Work instruction: Across these entries, how many lines contain the word "headline"? Answer with only the number.

[App and web page records]
=-=-=-=-=

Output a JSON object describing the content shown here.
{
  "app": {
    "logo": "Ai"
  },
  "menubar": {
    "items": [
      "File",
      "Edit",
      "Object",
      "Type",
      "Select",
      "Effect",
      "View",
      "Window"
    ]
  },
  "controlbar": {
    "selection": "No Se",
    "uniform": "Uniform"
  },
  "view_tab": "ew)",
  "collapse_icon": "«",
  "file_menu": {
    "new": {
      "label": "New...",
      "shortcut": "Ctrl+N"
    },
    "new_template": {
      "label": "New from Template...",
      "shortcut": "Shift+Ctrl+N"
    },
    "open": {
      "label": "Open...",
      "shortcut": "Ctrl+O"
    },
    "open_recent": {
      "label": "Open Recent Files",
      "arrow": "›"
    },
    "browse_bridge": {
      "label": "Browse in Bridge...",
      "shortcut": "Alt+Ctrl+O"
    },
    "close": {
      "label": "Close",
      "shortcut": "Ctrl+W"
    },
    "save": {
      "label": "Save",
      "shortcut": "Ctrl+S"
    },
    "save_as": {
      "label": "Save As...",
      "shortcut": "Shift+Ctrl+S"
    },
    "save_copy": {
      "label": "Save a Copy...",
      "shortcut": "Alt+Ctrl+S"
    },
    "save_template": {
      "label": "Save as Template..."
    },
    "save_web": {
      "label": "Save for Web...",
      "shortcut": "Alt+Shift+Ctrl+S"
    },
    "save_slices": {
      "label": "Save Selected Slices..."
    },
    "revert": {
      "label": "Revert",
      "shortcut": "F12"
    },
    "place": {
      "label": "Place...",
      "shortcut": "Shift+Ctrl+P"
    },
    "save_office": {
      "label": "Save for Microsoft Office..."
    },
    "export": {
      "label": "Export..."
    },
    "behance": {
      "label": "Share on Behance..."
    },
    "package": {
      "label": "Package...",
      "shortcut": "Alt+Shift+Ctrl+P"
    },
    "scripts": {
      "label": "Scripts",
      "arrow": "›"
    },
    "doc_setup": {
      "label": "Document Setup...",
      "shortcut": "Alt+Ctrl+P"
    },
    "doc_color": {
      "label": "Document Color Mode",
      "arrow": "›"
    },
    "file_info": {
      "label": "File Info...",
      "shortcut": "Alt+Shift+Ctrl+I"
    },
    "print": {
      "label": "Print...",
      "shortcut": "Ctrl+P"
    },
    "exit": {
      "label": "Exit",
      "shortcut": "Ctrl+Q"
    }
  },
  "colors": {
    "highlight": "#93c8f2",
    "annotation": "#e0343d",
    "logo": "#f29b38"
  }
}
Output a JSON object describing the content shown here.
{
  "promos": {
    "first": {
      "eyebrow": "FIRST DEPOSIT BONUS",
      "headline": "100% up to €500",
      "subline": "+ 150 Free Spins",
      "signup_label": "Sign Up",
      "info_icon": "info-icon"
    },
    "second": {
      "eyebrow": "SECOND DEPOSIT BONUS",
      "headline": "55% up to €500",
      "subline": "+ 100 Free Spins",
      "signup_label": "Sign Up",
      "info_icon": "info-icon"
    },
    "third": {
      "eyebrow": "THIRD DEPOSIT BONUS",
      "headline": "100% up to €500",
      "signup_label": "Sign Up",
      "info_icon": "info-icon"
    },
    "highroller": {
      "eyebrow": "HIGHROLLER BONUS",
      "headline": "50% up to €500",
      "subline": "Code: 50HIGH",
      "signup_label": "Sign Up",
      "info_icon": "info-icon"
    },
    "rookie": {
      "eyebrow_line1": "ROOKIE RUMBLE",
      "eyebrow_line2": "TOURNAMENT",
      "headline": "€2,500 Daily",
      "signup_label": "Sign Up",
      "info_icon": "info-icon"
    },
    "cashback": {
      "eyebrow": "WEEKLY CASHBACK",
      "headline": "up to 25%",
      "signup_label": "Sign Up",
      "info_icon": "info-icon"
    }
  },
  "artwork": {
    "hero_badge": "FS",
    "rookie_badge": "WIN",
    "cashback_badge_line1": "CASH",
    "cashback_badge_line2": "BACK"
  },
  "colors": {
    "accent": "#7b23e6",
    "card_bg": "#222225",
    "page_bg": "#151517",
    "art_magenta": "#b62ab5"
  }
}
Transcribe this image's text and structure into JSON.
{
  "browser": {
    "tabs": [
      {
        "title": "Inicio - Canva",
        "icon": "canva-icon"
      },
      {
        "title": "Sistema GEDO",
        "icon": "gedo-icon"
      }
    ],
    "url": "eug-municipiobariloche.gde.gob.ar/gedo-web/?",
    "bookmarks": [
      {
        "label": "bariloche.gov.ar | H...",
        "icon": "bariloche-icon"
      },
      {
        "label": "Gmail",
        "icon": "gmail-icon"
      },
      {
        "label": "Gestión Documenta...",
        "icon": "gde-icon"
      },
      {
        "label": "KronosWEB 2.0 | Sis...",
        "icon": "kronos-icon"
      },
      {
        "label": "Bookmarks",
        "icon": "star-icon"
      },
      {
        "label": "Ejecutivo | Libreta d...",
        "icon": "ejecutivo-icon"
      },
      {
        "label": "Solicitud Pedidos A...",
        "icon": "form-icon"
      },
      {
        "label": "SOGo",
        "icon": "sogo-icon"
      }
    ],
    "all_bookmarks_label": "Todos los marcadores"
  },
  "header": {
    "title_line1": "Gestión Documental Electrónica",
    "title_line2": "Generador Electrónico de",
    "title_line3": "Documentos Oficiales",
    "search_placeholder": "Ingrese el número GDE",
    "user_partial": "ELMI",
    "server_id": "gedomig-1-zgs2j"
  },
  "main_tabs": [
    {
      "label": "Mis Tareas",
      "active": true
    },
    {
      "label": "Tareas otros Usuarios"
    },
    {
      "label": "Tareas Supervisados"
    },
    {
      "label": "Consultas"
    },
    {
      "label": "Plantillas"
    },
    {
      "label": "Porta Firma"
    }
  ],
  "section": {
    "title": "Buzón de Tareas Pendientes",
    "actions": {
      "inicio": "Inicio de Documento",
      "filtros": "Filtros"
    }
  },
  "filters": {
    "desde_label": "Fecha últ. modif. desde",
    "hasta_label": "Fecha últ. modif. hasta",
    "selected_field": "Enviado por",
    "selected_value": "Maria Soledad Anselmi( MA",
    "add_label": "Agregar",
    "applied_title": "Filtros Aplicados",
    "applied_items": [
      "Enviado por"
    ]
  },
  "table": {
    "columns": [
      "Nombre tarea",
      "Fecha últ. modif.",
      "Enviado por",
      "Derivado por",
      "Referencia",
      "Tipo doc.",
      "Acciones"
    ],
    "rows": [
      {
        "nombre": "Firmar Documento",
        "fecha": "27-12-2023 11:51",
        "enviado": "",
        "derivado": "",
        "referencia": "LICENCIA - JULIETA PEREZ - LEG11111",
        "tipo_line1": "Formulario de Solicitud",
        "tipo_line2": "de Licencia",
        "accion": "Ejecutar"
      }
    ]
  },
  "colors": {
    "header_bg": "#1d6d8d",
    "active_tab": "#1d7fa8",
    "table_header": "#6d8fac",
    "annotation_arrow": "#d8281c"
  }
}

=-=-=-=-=

Written response: 6